**PROBLEM**
Read the records below. Copy each line where the string "help" occurs.

(Stored items from a collection)
= = =

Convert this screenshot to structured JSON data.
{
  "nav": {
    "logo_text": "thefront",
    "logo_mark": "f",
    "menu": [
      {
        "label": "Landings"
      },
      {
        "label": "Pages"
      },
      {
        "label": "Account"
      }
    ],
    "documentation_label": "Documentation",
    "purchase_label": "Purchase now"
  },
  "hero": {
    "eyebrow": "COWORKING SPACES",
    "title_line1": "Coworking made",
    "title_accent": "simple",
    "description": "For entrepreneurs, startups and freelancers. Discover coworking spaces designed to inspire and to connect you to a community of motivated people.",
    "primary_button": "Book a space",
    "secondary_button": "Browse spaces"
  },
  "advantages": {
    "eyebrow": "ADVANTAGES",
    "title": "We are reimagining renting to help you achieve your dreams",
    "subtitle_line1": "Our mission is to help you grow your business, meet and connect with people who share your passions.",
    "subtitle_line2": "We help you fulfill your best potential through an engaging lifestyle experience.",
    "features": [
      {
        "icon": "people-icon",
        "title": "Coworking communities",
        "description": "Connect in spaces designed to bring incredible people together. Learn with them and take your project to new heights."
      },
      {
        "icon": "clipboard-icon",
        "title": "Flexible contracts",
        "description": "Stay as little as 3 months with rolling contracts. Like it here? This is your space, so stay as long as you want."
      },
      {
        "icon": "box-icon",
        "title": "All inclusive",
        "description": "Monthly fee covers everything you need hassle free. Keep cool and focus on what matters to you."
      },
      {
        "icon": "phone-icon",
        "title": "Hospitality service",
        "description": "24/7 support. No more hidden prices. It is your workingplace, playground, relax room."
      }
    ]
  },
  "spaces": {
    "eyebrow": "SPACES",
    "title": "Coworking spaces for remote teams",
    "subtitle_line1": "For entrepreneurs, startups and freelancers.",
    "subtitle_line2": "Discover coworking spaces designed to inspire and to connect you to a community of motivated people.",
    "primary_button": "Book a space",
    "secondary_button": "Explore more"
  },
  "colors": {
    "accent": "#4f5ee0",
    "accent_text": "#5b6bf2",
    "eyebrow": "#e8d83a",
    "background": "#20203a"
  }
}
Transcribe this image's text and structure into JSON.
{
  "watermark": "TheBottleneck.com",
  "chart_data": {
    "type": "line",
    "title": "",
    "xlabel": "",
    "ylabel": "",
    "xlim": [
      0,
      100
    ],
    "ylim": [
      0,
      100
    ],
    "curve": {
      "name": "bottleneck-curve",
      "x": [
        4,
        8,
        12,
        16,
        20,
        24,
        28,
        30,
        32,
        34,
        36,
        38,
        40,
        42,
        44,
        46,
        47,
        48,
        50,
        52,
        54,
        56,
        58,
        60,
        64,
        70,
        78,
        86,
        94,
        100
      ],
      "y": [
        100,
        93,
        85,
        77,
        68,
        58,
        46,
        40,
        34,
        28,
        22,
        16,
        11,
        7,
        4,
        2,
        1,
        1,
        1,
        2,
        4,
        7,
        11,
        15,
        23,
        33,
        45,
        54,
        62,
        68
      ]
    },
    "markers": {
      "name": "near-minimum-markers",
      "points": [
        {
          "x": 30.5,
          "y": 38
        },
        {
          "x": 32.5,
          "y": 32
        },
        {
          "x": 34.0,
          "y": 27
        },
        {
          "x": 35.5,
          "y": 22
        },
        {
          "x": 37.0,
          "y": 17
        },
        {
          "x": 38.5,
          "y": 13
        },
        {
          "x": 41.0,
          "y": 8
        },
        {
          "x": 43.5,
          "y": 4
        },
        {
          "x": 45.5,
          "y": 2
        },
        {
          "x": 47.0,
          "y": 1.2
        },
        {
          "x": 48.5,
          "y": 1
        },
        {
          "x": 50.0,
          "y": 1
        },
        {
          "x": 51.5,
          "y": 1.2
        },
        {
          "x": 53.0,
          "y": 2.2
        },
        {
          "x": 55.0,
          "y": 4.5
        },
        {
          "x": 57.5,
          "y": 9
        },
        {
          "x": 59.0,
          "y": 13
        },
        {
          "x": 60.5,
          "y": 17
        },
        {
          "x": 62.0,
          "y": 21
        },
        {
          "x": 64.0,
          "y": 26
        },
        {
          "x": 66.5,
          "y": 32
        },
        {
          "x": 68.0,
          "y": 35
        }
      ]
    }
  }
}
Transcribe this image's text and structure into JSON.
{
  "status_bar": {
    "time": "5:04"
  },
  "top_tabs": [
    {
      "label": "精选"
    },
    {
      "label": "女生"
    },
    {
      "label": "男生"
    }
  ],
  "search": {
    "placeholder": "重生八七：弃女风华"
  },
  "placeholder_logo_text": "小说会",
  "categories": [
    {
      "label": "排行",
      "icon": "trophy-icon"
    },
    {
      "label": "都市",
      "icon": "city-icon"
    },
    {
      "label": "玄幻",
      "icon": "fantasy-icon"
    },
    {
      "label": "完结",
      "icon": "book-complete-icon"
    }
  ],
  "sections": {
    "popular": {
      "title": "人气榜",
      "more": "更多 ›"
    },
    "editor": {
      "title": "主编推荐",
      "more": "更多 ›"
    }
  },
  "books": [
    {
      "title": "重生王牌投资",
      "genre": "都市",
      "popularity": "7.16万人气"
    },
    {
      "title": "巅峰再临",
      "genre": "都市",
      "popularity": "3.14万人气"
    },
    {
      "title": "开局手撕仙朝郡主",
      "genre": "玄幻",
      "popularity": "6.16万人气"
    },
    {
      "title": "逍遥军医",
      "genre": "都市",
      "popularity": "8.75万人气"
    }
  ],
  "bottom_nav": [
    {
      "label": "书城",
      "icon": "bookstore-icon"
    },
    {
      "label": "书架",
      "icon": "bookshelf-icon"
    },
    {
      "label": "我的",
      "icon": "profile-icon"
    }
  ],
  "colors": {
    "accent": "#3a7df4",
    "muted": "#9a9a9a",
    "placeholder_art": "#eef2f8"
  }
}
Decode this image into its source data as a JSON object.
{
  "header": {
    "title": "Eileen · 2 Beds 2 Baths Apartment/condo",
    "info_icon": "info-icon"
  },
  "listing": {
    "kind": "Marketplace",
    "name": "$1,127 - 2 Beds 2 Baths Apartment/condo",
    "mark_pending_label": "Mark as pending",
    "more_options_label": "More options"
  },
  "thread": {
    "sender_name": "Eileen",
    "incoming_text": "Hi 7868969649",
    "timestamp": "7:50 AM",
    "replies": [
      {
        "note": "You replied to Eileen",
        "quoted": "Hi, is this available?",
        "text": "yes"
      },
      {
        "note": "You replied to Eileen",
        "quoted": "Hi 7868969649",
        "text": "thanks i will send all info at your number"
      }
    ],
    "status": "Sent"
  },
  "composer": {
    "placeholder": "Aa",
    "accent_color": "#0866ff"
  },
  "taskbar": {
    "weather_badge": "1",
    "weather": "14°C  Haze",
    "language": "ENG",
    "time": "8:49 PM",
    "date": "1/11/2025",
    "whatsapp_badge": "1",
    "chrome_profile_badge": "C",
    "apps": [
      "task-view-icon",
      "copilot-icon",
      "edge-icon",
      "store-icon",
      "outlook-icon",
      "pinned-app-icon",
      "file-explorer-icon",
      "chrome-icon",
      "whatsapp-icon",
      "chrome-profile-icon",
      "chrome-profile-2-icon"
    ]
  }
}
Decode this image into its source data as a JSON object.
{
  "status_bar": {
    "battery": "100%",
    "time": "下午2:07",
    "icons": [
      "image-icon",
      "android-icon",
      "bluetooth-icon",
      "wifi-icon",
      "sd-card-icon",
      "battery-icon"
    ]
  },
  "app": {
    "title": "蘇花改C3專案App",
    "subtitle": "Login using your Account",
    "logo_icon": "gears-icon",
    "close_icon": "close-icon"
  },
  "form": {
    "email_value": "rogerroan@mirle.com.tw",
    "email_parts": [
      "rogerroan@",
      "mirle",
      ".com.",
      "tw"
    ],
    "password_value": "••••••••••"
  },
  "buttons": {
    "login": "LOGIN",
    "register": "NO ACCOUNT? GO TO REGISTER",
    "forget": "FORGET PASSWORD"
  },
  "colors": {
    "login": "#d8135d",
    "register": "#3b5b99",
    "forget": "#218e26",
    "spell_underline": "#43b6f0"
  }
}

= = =

**ANSWER TO THIS PROBLEM**
    "title": "We are reimagining renting to help you achieve your dreams",
    "subtitle_line1": "Our mission is to help you grow your business, meet and connect with people who share your passions.",
    "subtitle_line2": "We help you fulfill your best potential through an engaging lifestyle experience.",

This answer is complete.